The prices of fuel, alcohol, cigarettes and motorcycles are set to rise as the Kenya Revenue Authority (KRA) moves to effect a 5.17 percent annual inflation tax adjustment on excise duty charged on the products.
The tax increase promises more pain for consumers who are already feeling the pinch of higher cost of basic food items following the failure of the long rains season.
Implementation of the inflation tax adjustment, which was first implemented last year after being held in suspension for three years, is set to start any time with the KRA having already sent a gazette notice to the Government Printer for publication.
The law stipulates that the KRA should make the adjustment at the beginning of the financial year, which in this case was on Monday.
“I believe the notice is now with the Government Printer. The adjustment rate is 5.17 percent,” said KRA deputy commissioner for corporate policy Maurice Oray yesterday.
Treasury Secretary Henry Rotich is targeting a Sh37 billion increase from new taxes out of the overall tax projection of Sh1.8 trillion that KRA is expected to collect this financial year.
Last year’s inflation adjustment was pegged at 5.2 percent, but the taxman did not make a uniform adjustment across all excisable items. Fruit juice, bottled water and filter-less cigarettes were adjusted at lower rates of five, four and 5.17 percent respectively, while others such as beer and spirits were subjected to the full adjustment.
In a notice dated June 13, 2019, the KRA told manufacturers and importers of excisable goods that the adjustment would be effective from July 1. Last year, the adjustment came into effect on August 1.
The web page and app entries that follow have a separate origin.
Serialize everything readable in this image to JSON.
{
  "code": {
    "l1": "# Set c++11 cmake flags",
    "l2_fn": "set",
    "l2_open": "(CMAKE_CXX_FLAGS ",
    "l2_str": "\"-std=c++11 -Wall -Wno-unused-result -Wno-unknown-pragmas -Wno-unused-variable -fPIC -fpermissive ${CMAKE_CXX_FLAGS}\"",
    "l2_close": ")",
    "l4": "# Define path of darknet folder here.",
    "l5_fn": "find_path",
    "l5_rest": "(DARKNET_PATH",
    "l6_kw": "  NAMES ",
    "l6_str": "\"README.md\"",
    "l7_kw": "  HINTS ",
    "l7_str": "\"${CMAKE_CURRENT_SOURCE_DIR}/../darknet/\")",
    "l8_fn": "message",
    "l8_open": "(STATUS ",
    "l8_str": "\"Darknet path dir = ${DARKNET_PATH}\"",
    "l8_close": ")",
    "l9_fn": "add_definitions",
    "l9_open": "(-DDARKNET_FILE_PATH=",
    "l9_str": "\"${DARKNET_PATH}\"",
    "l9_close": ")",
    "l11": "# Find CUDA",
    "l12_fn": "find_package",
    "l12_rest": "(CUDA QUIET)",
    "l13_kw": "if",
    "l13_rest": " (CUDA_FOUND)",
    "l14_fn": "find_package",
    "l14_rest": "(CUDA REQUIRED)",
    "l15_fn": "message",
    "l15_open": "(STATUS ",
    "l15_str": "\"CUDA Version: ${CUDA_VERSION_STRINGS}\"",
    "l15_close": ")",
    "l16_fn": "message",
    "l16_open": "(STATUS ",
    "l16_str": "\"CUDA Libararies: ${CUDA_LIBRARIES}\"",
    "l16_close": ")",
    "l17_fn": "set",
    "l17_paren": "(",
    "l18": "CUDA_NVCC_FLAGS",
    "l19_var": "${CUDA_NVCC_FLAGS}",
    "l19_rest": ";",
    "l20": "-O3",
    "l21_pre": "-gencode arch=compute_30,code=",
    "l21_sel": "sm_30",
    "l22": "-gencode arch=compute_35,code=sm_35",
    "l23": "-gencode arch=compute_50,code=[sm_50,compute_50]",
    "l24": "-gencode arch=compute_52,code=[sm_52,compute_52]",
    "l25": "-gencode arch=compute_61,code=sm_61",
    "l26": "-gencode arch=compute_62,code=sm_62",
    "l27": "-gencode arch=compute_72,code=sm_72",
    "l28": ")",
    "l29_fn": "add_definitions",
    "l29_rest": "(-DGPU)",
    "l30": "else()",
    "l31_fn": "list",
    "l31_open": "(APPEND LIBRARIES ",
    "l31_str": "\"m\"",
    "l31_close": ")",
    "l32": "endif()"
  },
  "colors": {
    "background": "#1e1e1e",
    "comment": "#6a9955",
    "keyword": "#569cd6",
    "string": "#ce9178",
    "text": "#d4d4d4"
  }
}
Going by the maximum 5.17 percent adjustment for this year, excise on super petrol will go up from Sh19,895 per 1,000 litres to Sh20,923.57, translating to a Sh1.02 per litre increase at the pump.
The excise on diesel and kerosene will go up from Sh10,305 per 1,000 litres to Sh10,837.77, translating to a Sh0.53 increase per litre.
The government did not effect the inflation adjustment on fuel last year, which came shortly after introduction of value added tax on petroleum products.
“This year, I expect fuel will not escape…probably the reason they did not adjust it last year was because of the big fight around VAT that was effective September 2018. It is going to be more broadbased this year so it will have greater impact,” said Clive Akora, a tax partner at consultancy firm KPMG Kenya.
He added that the delay in gazetting the adjustment since July 1 will result in lost revenue for the government, which cannot backdate the foregone tax.
The excise tax increase on motorcycles (motorcycle ambulances and locally assembled bikes are exempted) will go up from Sh10,520 to Sh11,063 this year.
The excise on a litre of beer, which was in 2018 adjusted upwards from Sh100 to Sh105.20, is set to go up further to Sh110.64, potentially raising the price of a half-litre bottle by Sh2.72.
Wines and spirits, which were previously charged excise at Sh157.80 and Sh210.40 per litre respectively, will now be levied Sh165.96 and Sh221.28.
The tax on a litre of fruit juice will go up from Sh10.5 to Sh11.04, while that of a litre of bottled water rises from Sh5.20 to Sh5.46.
Filtered cigarettes in the meantime will see their excise rise from Sh2,630 to Sh2,766 per mille, while the non-filter type will be levied Sh1,991, up from Sh1,893.
Consumers of the tobacco products, wines and spirits are also in line for another excise hit if proposals in Mr Rotich’s Finance Bill go through, where he is proposing a 15 percent hike in the tax on these products.
Cigarette manufacturer BAT Kenya, whose products are in line for a double price increase, said that the 15 percent excise increase will hurt the intention of the inflation adjustment that was meant to bring predictability in tax increases.
“Regulatory predictability is critical for the success of our business as it impacts on our ability to plan forward. We are also concerned that the dramatic increase in excise rates proposed in the 2019/2020 Finance Bill will exacerbate the already high levels of illicit cigarette trade,” BAT Kenya told the Business Daily yesterday.
In his budget speech last month, Mr Rotich justified the 15 percent increase by saying that the inflation adjustment was not adequate to cover for the declining excise revenue, which has declined from approximately three percent of GDP in 2003/04 to about two percent in 2017/18.